At first glance, Cozumel Marine Park seems like an unending underwater paradise, with its stretches of reefs shimmering with colors and teeming with life. From the serene sea turtles to the exuberant parrotfish, every nook and cranny tells tales of the ocean’s mysteries. Diving into the clear, turquoise waters, one is immediately surrounded by a dynamic ecosystem that both overwhelms and fascinates.
Yet, the park’s management recognizes the delicate balance between allowing explorers to witness these wonders and ensuring that the environment isn’t compromised. To strike this balance, specific sections of the park are closed on a rotating basis. This approach ensures that the marine life and the coral formations get a respite from human interaction, which can inadvertently damage them.
During December and January, the stunning Chankanaab Reef & Chankanaab Bolones remain off-limits to visitors. These sites, famed for their large coral pinnacles and intricate formations, are a hotbed for marine life. From schools of blue tangs to graceful eagle rays, the biodiversity here is staggering. By keeping these areas untouched during these months, they are offered an opportunity to rejuvenate and thrive.
February and March mark the time when the Cedral Pass, Cedral Reef, and Francesca remain untouched by divers.

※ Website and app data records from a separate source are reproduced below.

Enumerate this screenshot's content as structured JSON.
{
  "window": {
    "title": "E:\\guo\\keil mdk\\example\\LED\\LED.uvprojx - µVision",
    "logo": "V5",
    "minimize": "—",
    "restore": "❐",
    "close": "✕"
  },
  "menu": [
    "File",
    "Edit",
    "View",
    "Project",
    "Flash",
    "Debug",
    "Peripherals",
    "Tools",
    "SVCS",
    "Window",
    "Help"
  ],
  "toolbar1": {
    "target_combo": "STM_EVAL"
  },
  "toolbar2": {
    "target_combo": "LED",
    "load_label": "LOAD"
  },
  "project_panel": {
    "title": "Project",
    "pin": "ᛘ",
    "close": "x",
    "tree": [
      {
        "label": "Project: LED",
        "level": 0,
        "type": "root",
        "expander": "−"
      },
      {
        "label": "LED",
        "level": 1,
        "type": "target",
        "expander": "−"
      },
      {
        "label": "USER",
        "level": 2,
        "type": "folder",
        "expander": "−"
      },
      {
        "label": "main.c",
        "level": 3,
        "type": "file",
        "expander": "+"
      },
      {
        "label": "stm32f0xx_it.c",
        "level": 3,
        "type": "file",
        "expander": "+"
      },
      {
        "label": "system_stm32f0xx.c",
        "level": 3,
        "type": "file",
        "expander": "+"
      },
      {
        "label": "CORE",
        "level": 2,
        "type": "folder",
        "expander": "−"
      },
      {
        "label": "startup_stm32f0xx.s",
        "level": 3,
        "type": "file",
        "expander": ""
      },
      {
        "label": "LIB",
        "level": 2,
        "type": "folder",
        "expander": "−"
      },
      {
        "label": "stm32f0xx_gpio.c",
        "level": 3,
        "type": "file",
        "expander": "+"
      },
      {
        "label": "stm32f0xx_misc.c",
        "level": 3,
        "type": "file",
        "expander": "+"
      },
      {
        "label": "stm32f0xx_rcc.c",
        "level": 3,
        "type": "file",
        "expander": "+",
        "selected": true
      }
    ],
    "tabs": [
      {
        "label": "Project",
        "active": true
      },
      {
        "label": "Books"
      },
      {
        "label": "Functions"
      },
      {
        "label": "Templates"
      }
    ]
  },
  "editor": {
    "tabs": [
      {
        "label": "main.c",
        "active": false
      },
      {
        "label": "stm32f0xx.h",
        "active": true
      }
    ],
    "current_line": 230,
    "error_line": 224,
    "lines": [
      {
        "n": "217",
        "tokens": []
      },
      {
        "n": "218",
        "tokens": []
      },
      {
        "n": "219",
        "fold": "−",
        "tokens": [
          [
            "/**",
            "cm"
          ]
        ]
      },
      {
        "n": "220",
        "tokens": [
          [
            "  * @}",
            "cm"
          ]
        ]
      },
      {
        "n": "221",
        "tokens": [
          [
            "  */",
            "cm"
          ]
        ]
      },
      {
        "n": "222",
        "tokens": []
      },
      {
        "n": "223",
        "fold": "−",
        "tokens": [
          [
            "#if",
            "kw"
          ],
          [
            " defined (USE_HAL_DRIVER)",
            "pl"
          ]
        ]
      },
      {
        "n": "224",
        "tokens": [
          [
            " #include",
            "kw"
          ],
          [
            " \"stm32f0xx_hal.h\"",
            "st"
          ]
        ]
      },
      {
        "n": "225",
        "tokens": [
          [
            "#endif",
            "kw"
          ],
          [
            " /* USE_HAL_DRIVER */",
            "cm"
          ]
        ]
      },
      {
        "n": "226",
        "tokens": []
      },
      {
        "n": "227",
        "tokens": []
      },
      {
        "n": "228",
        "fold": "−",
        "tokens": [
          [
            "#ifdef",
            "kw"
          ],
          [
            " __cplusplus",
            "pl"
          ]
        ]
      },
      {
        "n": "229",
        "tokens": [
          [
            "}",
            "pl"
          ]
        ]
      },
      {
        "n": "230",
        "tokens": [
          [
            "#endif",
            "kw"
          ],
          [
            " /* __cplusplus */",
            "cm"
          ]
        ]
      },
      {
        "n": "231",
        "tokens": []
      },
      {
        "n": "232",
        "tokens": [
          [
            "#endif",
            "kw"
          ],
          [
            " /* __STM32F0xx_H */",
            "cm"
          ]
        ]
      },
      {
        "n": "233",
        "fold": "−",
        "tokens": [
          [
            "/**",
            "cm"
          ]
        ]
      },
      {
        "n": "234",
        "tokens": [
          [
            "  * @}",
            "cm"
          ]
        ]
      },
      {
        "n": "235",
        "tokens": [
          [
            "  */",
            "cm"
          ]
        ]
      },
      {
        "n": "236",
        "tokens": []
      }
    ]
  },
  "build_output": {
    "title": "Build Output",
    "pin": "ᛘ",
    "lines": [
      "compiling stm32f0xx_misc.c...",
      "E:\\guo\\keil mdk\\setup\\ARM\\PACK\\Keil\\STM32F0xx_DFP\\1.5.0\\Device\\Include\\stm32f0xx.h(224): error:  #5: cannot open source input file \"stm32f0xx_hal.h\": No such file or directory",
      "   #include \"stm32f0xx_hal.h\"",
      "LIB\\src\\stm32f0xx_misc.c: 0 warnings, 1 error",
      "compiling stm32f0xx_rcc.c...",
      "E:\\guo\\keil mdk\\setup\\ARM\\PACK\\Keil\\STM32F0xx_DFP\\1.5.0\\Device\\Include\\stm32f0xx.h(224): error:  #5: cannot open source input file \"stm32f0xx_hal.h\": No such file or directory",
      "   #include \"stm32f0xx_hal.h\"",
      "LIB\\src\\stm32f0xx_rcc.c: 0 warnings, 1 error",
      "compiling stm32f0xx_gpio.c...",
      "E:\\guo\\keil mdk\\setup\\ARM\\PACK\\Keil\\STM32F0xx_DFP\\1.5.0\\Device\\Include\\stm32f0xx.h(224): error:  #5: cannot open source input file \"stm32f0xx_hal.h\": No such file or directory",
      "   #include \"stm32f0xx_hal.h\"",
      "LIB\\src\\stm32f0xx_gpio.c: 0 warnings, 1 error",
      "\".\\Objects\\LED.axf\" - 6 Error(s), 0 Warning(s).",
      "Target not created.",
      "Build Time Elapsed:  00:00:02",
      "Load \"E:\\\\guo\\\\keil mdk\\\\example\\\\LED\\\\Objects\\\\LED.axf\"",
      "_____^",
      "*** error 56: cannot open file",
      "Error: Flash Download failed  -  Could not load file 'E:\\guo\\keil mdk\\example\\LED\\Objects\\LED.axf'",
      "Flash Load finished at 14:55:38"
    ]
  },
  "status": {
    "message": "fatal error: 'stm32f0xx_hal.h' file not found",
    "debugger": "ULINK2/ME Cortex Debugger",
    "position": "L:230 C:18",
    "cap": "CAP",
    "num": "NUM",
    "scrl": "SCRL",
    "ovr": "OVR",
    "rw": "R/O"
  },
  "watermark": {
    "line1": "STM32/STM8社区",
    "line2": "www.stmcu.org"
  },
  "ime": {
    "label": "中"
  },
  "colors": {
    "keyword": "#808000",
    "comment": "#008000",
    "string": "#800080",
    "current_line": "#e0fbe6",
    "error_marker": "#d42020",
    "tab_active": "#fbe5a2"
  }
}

As the gentle currents of Cedral Pass usher divers along, they often encounter green turtles, colorful parrotfish, and even the elusive nurse sharks. By protecting these areas, the Marine Park ensures that the cycle of life, from predation to reproduction, continues unhindered.
As April and May roll in, Delilah, Palancar Gardens, and Palancar Horseshoe enter their rest phase. Especially in Palancar Gardens, divers navigate through large coral heads, feeling like wanderers in an underwater forest. Meanwhile, the horseshoe-shaped coral formation, teeming with colorful fish, offers a surreal experience that stays etched in memory.
The Paradise Reef and Paradise Shallows, with their shallow depths and vivid coral formations, take their break in June and July. A haven for beginner divers and snorkelers, the marine life here, from playful damselfish to regal angelfish, thrives in these sheltered conditions.
As the summer wanes, August and September mark the conservation months for Palancar Caves, Palancar Bricks, and Columbia. Majestic eagle rays, gentle sea turtles, and myriad fish species benefit from this temporary hiatus.
Rounding off the year, October and November let San Francisco and Santa Rosa rejuvenate. These dive sites, known for their deep walls and thrilling drift dives, offer breathtaking views of the marine world, from large pelagic fish to intricate coral formations.
Visiting the Cozumel Marine Park is not just about experiencing the underwater marvels. It’s a pact between nature and humans, ensuring that while today’s generation revels in the marine magic, future generations will also have the privilege to witness the ocean’s wonders. As divers, snorkelers, or even admirers from afar, understanding and respecting the park’s conservation measures is paramount. After all, these measures ensure that the park remains a shimmering gem in the heart of the Caribbean, offering experiences that transcend time.
In the end, the Cozumel Marine Park serves as a testament to the harmonious coexistence between humans and nature. It stands as a beacon for other marine reserves worldwide, showcasing that with thoughtful management and community participation, the wonders of the marine world can be preserved for generations to come.